Wasser. Durch die Stadt verlaufen der Canal du Midi, der das Mittelmeer und den Atlantik verbindet, und die Garonne. Beide prägen Toulouse stark. Ich wohne im Umland, und wenn ich ins Zentrum fahre, zieht es mich oft ans Flussufer: Rund um den Place de la Daurade und den Place Saint-Pierre gibt es viele Cafés und Restaurants, bis spät abends geht es dort quirlig zu; ­Toulouse ist eine junge Stadt – in Frankreich haben nur Paris und Lyon mehr Studenten. Auf der anderen Seite der ­Garonne – einmal über die Saint-Pierre-Brücke – befindet sich ein Museum für zeitgenössische Kunst, in dem interessante Ausstellungen stattfinden: Les Abattoirs (76 Allées Charles de Fitte) besitzt auch einen guten Museumsbuchladen.

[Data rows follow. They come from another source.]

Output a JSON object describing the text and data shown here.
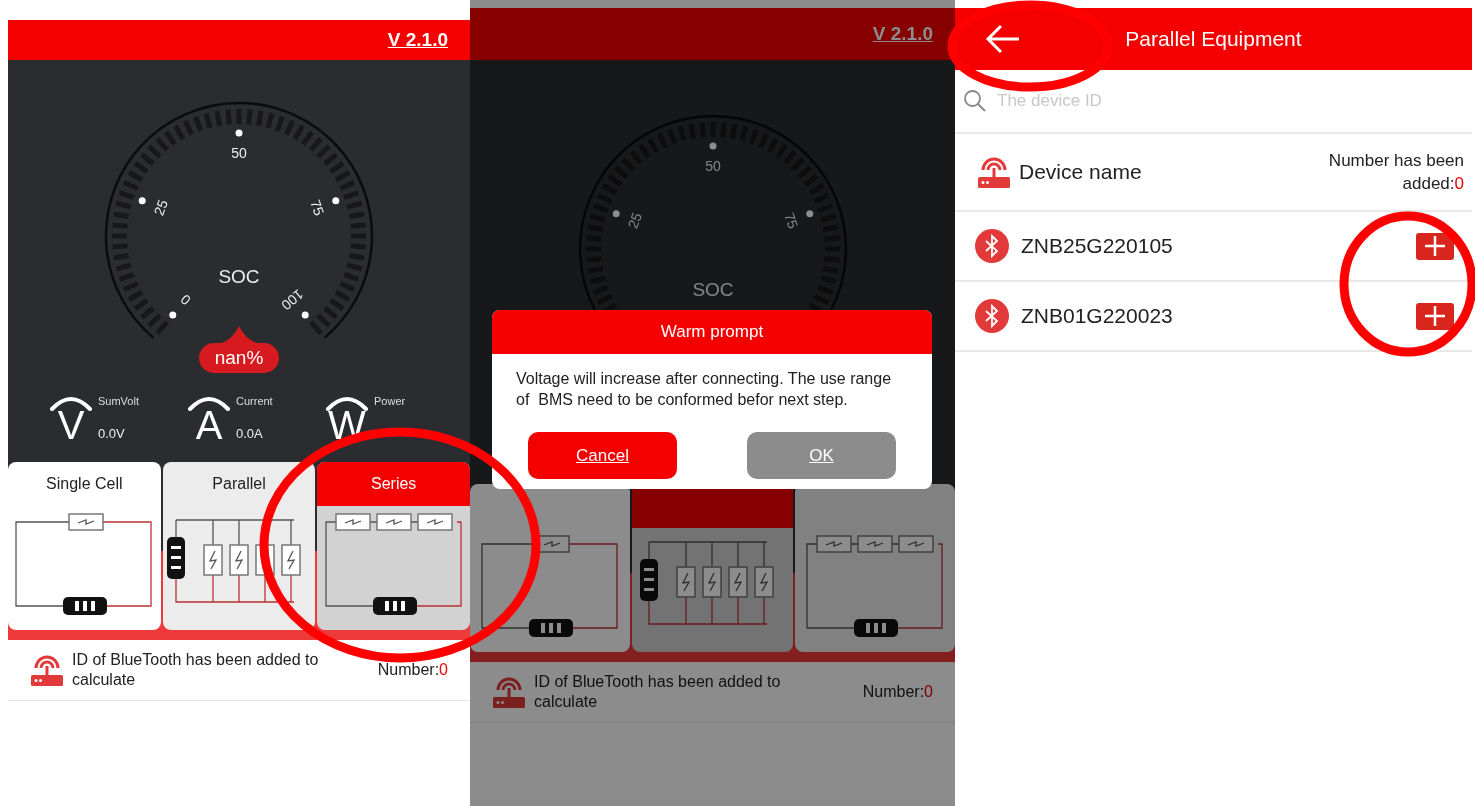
{
  "screens": [
    {
      "kind": "home",
      "header": {
        "version": "V 2.1.0"
      },
      "gauge": {
        "label": "SOC",
        "ticks": [
          {
            "label": "0"
          },
          {
            "label": "25"
          },
          {
            "label": "50"
          },
          {
            "label": "75"
          },
          {
            "label": "100"
          }
        ],
        "reading": "nan%"
      },
      "metrics": [
        {
          "symbol": "V",
          "label": "SumVolt",
          "value": "0.0V"
        },
        {
          "symbol": "A",
          "label": "Current",
          "value": "0.0A"
        },
        {
          "symbol": "W",
          "label": "Power"
        }
      ],
      "tabs": [
        {
          "label": "Single Cell",
          "kind": "single",
          "selected": false
        },
        {
          "label": "Parallel",
          "kind": "parallel",
          "selected": false
        },
        {
          "label": "Series",
          "kind": "series",
          "selected": true
        }
      ],
      "info": {
        "text": "ID of BlueTooth has been added to calculate",
        "count_label": "Number:",
        "count": "0"
      }
    },
    {
      "kind": "home",
      "dimmed": true,
      "header": {
        "version": "V 2.1.0"
      },
      "gauge": {
        "label": "SOC",
        "ticks": [
          {
            "label": "25"
          },
          {
            "label": "50"
          },
          {
            "label": "75"
          }
        ]
      },
      "tabs": [
        {
          "kind": "single",
          "selected": false
        },
        {
          "kind": "parallel",
          "selected": true
        },
        {
          "kind": "series",
          "selected": false
        }
      ],
      "info": {
        "text": "ID of BlueTooth has been added to calculate",
        "count_label": "Number:",
        "count": "0"
      },
      "dialog": {
        "title": "Warm prompt",
        "message": "Voltage will increase after connecting. The use range of  BMS need to be conformed befor next step.",
        "buttons": [
          {
            "label": "Cancel",
            "kind": "cancel"
          },
          {
            "label": "OK",
            "kind": "confirm"
          }
        ]
      }
    },
    {
      "kind": "device_list",
      "title": "Parallel Equipment",
      "search": {
        "placeholder": "The device ID"
      },
      "list_header": {
        "label": "Device name",
        "count_label": "Number has been added:",
        "count": "0"
      },
      "devices": [
        {
          "id": "ZNB25G220105"
        },
        {
          "id": "ZNB01G220023"
        }
      ]
    }
  ],
  "annotations": [
    {
      "kind": "ellipse"
    },
    {
      "kind": "ellipse"
    },
    {
      "kind": "ellipse"
    }
  ]
}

Erde. Ich bin seit 2019 zu Gast an der Uni­versität ­Toulouse–Jean Jaurès, Teil eines städtebaulichen Ensembles von Candilis-­Josic-Woods aus den Sechzigerjahren. Leider ist von deren architektonischer Idee nach diversen Umbauten wenig übriggeblieben. Gerne spaziere ich durch die nahe gelegenen Parks. Dort kann man Pigeonniers finden, wie man sie sonst eher außerhalb von Toulouse sieht: große ­Taubenschläge (oft zweistöckig auf ­einem Grundriss von 5 × 5 Metern und mit offenem Erdgeschoss), die je nach Region anders gestaltet sind. Teilweise hat man sie inzwischen zu Wohnungen umgebaut.

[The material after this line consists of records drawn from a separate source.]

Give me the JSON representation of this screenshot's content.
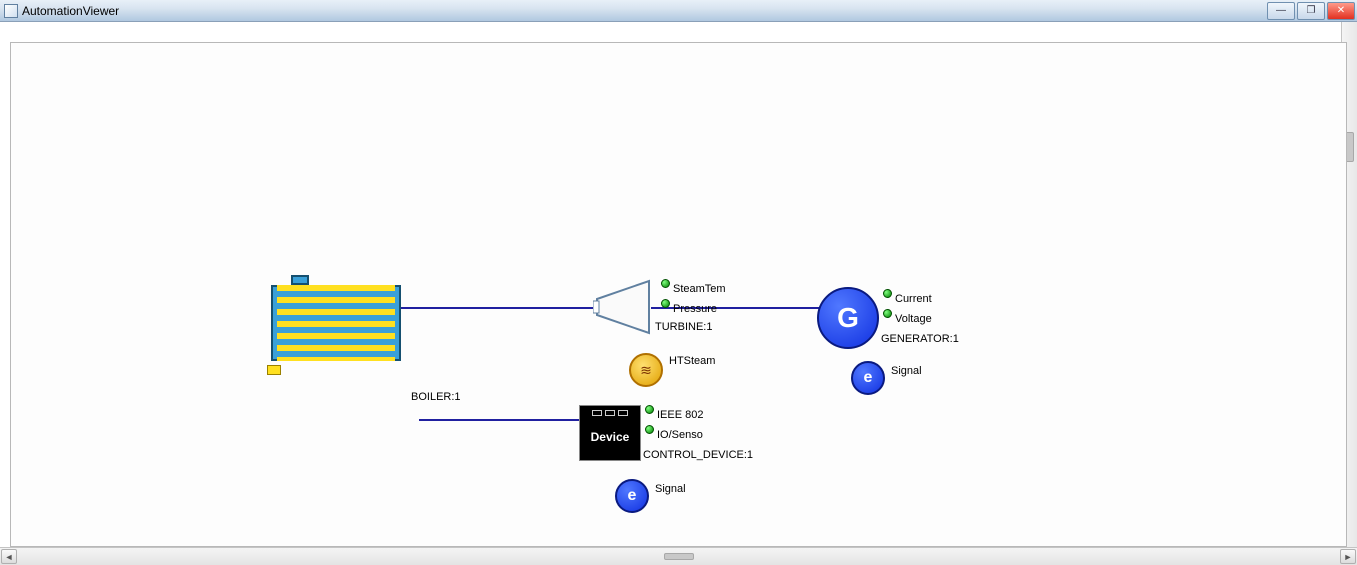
{
  "window": {
    "title": "AutomationViewer"
  },
  "diagram": {
    "boiler": {
      "label": "BOILER:1"
    },
    "turbine": {
      "label": "TURBINE:1",
      "port_steamtem": "SteamTem",
      "port_pressure": "Pressure"
    },
    "htsteam": {
      "label": "HTSteam"
    },
    "control": {
      "label": "CONTROL_DEVICE:1",
      "box_text": "Device",
      "port_ieee": "IEEE 802",
      "port_io": "IO/Senso"
    },
    "generator": {
      "label": "GENERATOR:1",
      "glyph": "G",
      "port_current": "Current",
      "port_voltage": "Voltage"
    },
    "signal_gen": {
      "glyph": "e",
      "label": "Signal"
    },
    "signal_ctrl": {
      "glyph": "e",
      "label": "Signal"
    }
  }
}
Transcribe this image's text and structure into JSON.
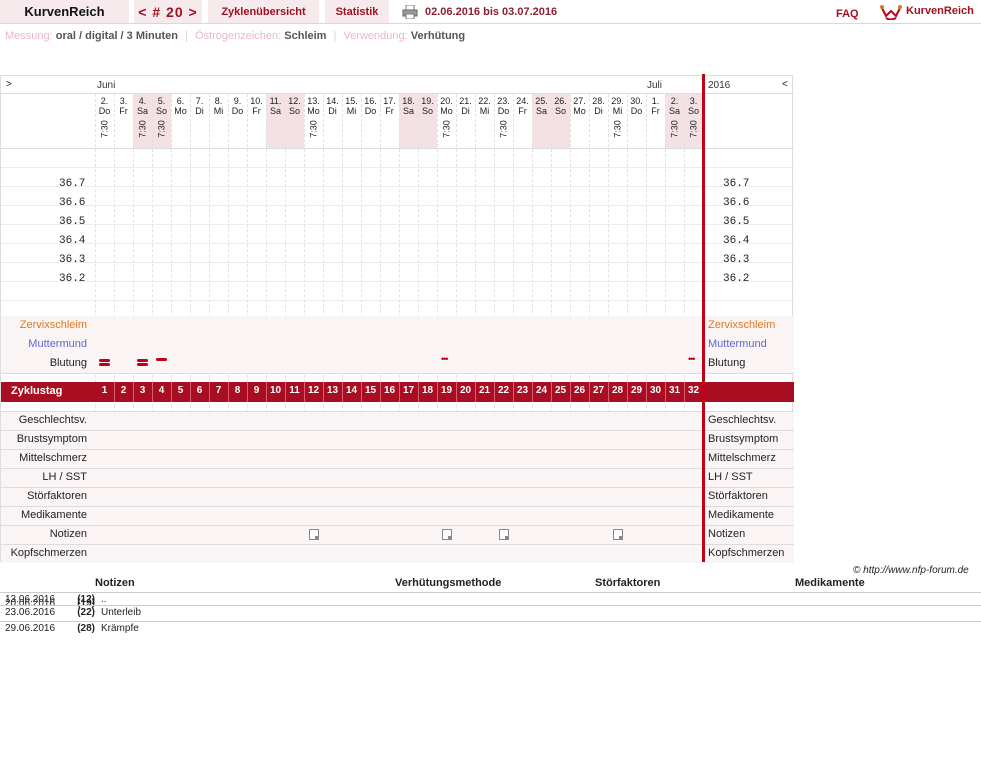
{
  "nav": {
    "brand": "KurvenReich",
    "cycle_nav": "< # 20 >",
    "overview": "Zyklenübersicht",
    "stats": "Statistik",
    "date_range": "02.06.2016 bis 03.07.2016",
    "faq": "FAQ",
    "logo_text": "KurvenReich"
  },
  "meta": {
    "measurement_label": "Messung:",
    "measurement_value": "oral / digital / 3 Minuten",
    "estrogen_label": "Östrogenzeichen:",
    "estrogen_value": "Schleim",
    "use_label": "Verwendung:",
    "use_value": "Verhütung"
  },
  "chart": {
    "arrow_left": ">",
    "arrow_right": "<",
    "month_1": "Juni",
    "month_2": "Juli",
    "year": "2016",
    "days": [
      {
        "d": "2.",
        "w": "Do",
        "t": "7:30"
      },
      {
        "d": "3.",
        "w": "Fr",
        "t": ""
      },
      {
        "d": "4.",
        "w": "Sa",
        "t": "7:30"
      },
      {
        "d": "5.",
        "w": "So",
        "t": "7:30"
      },
      {
        "d": "6.",
        "w": "Mo",
        "t": ""
      },
      {
        "d": "7.",
        "w": "Di",
        "t": ""
      },
      {
        "d": "8.",
        "w": "Mi",
        "t": ""
      },
      {
        "d": "9.",
        "w": "Do",
        "t": ""
      },
      {
        "d": "10.",
        "w": "Fr",
        "t": ""
      },
      {
        "d": "11.",
        "w": "Sa",
        "t": ""
      },
      {
        "d": "12.",
        "w": "So",
        "t": ""
      },
      {
        "d": "13.",
        "w": "Mo",
        "t": "7:30"
      },
      {
        "d": "14.",
        "w": "Di",
        "t": ""
      },
      {
        "d": "15.",
        "w": "Mi",
        "t": ""
      },
      {
        "d": "16.",
        "w": "Do",
        "t": ""
      },
      {
        "d": "17.",
        "w": "Fr",
        "t": ""
      },
      {
        "d": "18.",
        "w": "Sa",
        "t": ""
      },
      {
        "d": "19.",
        "w": "So",
        "t": ""
      },
      {
        "d": "20.",
        "w": "Mo",
        "t": "7:30"
      },
      {
        "d": "21.",
        "w": "Di",
        "t": ""
      },
      {
        "d": "22.",
        "w": "Mi",
        "t": ""
      },
      {
        "d": "23.",
        "w": "Do",
        "t": "7:30"
      },
      {
        "d": "24.",
        "w": "Fr",
        "t": ""
      },
      {
        "d": "25.",
        "w": "Sa",
        "t": ""
      },
      {
        "d": "26.",
        "w": "So",
        "t": ""
      },
      {
        "d": "27.",
        "w": "Mo",
        "t": ""
      },
      {
        "d": "28.",
        "w": "Di",
        "t": ""
      },
      {
        "d": "29.",
        "w": "Mi",
        "t": "7:30"
      },
      {
        "d": "30.",
        "w": "Do",
        "t": ""
      },
      {
        "d": "1.",
        "w": "Fr",
        "t": ""
      },
      {
        "d": "2.",
        "w": "Sa",
        "t": "7:30"
      },
      {
        "d": "3.",
        "w": "So",
        "t": "7:30"
      }
    ],
    "weekend_flags": [
      0,
      0,
      1,
      1,
      0,
      0,
      0,
      0,
      0,
      1,
      1,
      0,
      0,
      0,
      0,
      0,
      1,
      1,
      0,
      0,
      0,
      0,
      0,
      1,
      1,
      0,
      0,
      0,
      0,
      0,
      1,
      1
    ],
    "temp_labels": [
      "36.7",
      "36.6",
      "36.5",
      "36.4",
      "36.3",
      "36.2"
    ],
    "row_labels": {
      "cervical": "Zervixschleim",
      "cervix": "Muttermund",
      "bleeding": "Blutung",
      "cycle_day": "Zyklustag",
      "intercourse": "Geschlechtsv.",
      "breast": "Brustsymptom",
      "midpain": "Mittelschmerz",
      "lh": "LH / SST",
      "disturb": "Störfaktoren",
      "meds": "Medikamente",
      "notes": "Notizen",
      "headache": "Kopfschmerzen"
    },
    "cervical_color": "#e07820",
    "cervix_color": "#5a6ad0",
    "accent_color": "#a80d22",
    "cycle_days": [
      "1",
      "2",
      "3",
      "4",
      "5",
      "6",
      "7",
      "8",
      "9",
      "10",
      "11",
      "12",
      "13",
      "14",
      "15",
      "16",
      "17",
      "18",
      "19",
      "20",
      "21",
      "22",
      "23",
      "24",
      "25",
      "26",
      "27",
      "28",
      "29",
      "30",
      "31",
      "32"
    ],
    "bleeding": [
      {
        "day": 1,
        "kind": "heavy"
      },
      {
        "day": 3,
        "kind": "heavy"
      },
      {
        "day": 4,
        "kind": "light"
      },
      {
        "day": 19,
        "kind": "spot"
      },
      {
        "day": 32,
        "kind": "spot"
      }
    ],
    "note_days": [
      12,
      19,
      22,
      28
    ]
  },
  "copyright": "© http://www.nfp-forum.de",
  "notes_table": {
    "headers": [
      "Notizen",
      "Verhütungsmethode",
      "Störfaktoren",
      "Medikamente"
    ],
    "rows": [
      {
        "date": "13.06.2016",
        "num": "(12)",
        "text": ".."
      },
      {
        "date": "20.06.2016",
        "num": "(19)",
        "text": ""
      },
      {
        "date": "23.06.2016",
        "num": "(22)",
        "text": "Unterleib"
      },
      {
        "date": "29.06.2016",
        "num": "(28)",
        "text": "Krämpfe"
      }
    ]
  }
}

Luft. In Toulouse befindet sich ein großes Airbus-Werk, das man auch besuchen kann. Mit der Familie lässt sich die Beziehung der Stadt zur Luft- und Raumfahrt am besten in der Cité de l’espace (Avenue Jean Gonord) erleben, einem interaktiven und lehrreichen Themenpark. Ein Highlight dort sind zum Beispiel die vier Module der Mir-Station, die von 1986 bis 2001 im Weltraum unterwegs war.

 

CHRISTOF GÖBEL ist Mit-Herausgeber und Teil des Autorenteams (auf dem Foto der zweite von rechts) unseres Architekturführers zu Toulouse, der auf Deutsch und auf Französisch erschienen ist. Den aus Deutschland stammenden Architekten und Stadtplaner führte ein Forschungsaufenthalt nach Frankreich. Göbel ist Professor an der UAM in Mexiko-StadtFoto: Maison de l'Architecture Occitanie-Pyrenées